‘Make sure the account can be accessed via a mobile phone’
These get specified early by the product owner for the project.
After negotiation with the Scrum Master and scrum teams.
Writing User Stories
User stories should ideally have the following characteristics.
Written for specific users.
While ‘As a User’ is appropriate for an example, it’s not detailed
enough for an actual user story.
As a consequence of this, this aren’t written for Product Owners.
‘As a product owner…’
An owner must be viewed in the context of their interaction of
Similarly for ‘as a developer’
Identify a value or benefit.
They need to have the ‘because’ listed.
Answer the questions: What if, Where, When, How.

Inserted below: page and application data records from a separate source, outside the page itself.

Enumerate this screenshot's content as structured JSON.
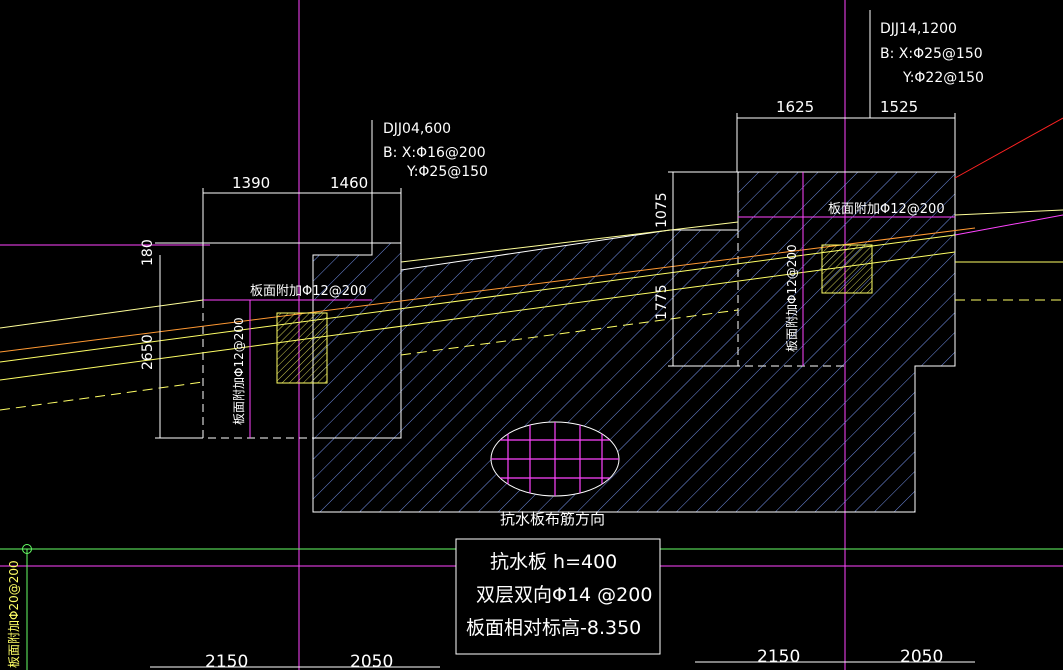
{
  "footings": [
    {
      "label": "DJJ04,600",
      "line_b": "B: X:Φ16@200",
      "line_y": "Y:Φ25@150",
      "dim_left": "1390",
      "dim_right": "1460",
      "dim_top": "180",
      "dim_height": "2650",
      "side_note_h": "板面附加Φ12@200",
      "side_note_v": "板面附加Φ12@200"
    },
    {
      "label": "DJJ14,1200",
      "line_b": "B: X:Φ25@150",
      "line_y": "Y:Φ22@150",
      "dim_left": "1625",
      "dim_right": "1525",
      "dim_upper": "1075",
      "dim_lower": "1775",
      "side_note_h": "板面附加Φ12@200",
      "side_note_v": "板面附加Φ12@200"
    }
  ],
  "slab": {
    "direction_note": "抗水板布筋方向",
    "title": "抗水板 h=400",
    "line2": "双层双向Φ14 @200",
    "line3": "板面相对标高-8.350"
  },
  "bottom_dims": [
    "2150",
    "2050",
    "2150",
    "2050"
  ],
  "left_edge_note": "板面附加Φ20@200",
  "colors": {
    "background": "#000000",
    "outline": "#ffffff",
    "hatch": "#7f9fff",
    "axis": "#ff44ff",
    "dimension": "#ffffff",
    "slab_line": "#ffff66",
    "grade_line": "#ff9933",
    "section_hatch": "#ffff66",
    "axis_green": "#66ff66",
    "red_line": "#ff2222"
  }
}
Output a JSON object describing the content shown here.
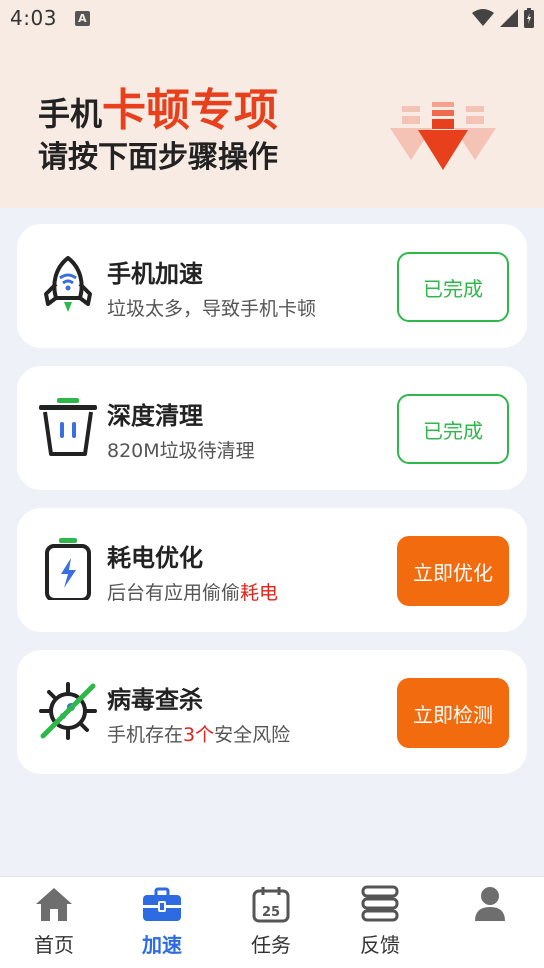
{
  "status_bar": {
    "time": "4:03",
    "notif_letter": "A"
  },
  "hero": {
    "title_prefix": "手机",
    "title_accent": "卡顿专项",
    "subtitle": "请按下面步骤操作"
  },
  "cards": [
    {
      "title": "手机加速",
      "sub_parts": [
        "垃圾太多，导致手机卡顿"
      ],
      "button": "已完成",
      "button_state": "done",
      "icon": "rocket-icon"
    },
    {
      "title": "深度清理",
      "sub_parts": [
        "820M垃圾待清理"
      ],
      "button": "已完成",
      "button_state": "done",
      "icon": "trash-icon"
    },
    {
      "title": "耗电优化",
      "sub_parts": [
        "后台有应用偷偷",
        "耗电"
      ],
      "button": "立即优化",
      "button_state": "action",
      "icon": "battery-icon"
    },
    {
      "title": "病毒查杀",
      "sub_parts": [
        "手机存在",
        "3个",
        "安全风险"
      ],
      "button": "立即检测",
      "button_state": "action",
      "icon": "virus-icon"
    }
  ],
  "tabbar": {
    "items": [
      {
        "label": "首页",
        "icon": "home-icon"
      },
      {
        "label": "加速",
        "icon": "toolbox-icon",
        "active": true
      },
      {
        "label": "任务",
        "icon": "calendar-icon",
        "calendar_day": "25"
      },
      {
        "label": "反馈",
        "icon": "server-icon"
      },
      {
        "label": "",
        "icon": "user-icon"
      }
    ]
  },
  "colors": {
    "accent_red": "#e8401c",
    "done_green": "#2fb84a",
    "action_orange": "#f26b0f",
    "active_blue": "#2d6be2"
  }
}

The Structure of a Sprint
A sprint has a certain typical structure to it.
Planning meeting at the very start.
Deciding on the highest priority tasks, committing to which can be
done, and then developing a Sprint Backlog accordingly.
Daily sprint scrum meetings.
Very short duration, usually timeboxed.
Attended by all members, including the Scrum Master and
A sprint review at the very end.
During this, the functionality developed during the sprint is
Feedback is obtained from the product owners and other
Daily Scrum Meeting
Several things get covered during the daily meeting.
Everyone updates the team on what’s been done during the last
Everyone updates the team on what they’re planning to do today.
Everyone reports on anything that is causing problems.
It is the job of the Scrum Master to resolve these outside the
For effective time management:
Meetings occur at the same time and place every day.
Meetings start on time, even if people aren’t there.
Normally only those involved in the project speak, although
everyone is welcome.
As people work on tasks within Scrum, they update the Project
This shows the amount of work that remains in the current Sprint
and the overall project.
Why Use Scrum?
There are several well documented benefits.
Lightweight – not document free, but document light.
Improves productivity significantly in projects where the appropriate
features are in place.
User centric – the system involves users at all parts of the development
High visibility of progress – project burndowns and scrum meetings all
work together to create an understanding of how the project is
Projects are highly adaptable – agile.
Problems are identified early.
Work done better meets the needs of the product owner as a result of
Can deliver at any time.
Why Not Use Scrum?
Scrum works best with experienced, motivated developers.
While you can have a few newbies ‘normalised’ by exposure to veterans, there is
a limit to how many can be dealt with.
Scrum works best with small, autonomous groups.
Five to ten people are a working, realistic maximum. If you can’t subdivide a
project into teams of this size, Scrum may not be appropriate.
Scrum works best with management and product owner buy-in.
Some organisations are averse to these kind of techniques because they don’t
Scrum works best when projects can be effectively subdivided into sprints.
Multi-month monolithic phases, or extremely changeable circumstances, don’t
Who Is Using Scrum?
Lots of companies are using Scrum now.
The BBC (for iPlayer)
They are usually not the only method used.
But Scrum teams are embedded into many products, projects and
Scrum is an agile project management technique.
One you can profitably consider using during the module for your
It doesn’t do away with the need for documentation, although it
does change the emphasis.
More emphasis is placed on meetings, scheduling and user
interaction than in other methodologies.
Such as the waterfall model, vanilla or iterative.
However, it is a specialised technique best used in the real
world by experienced teams.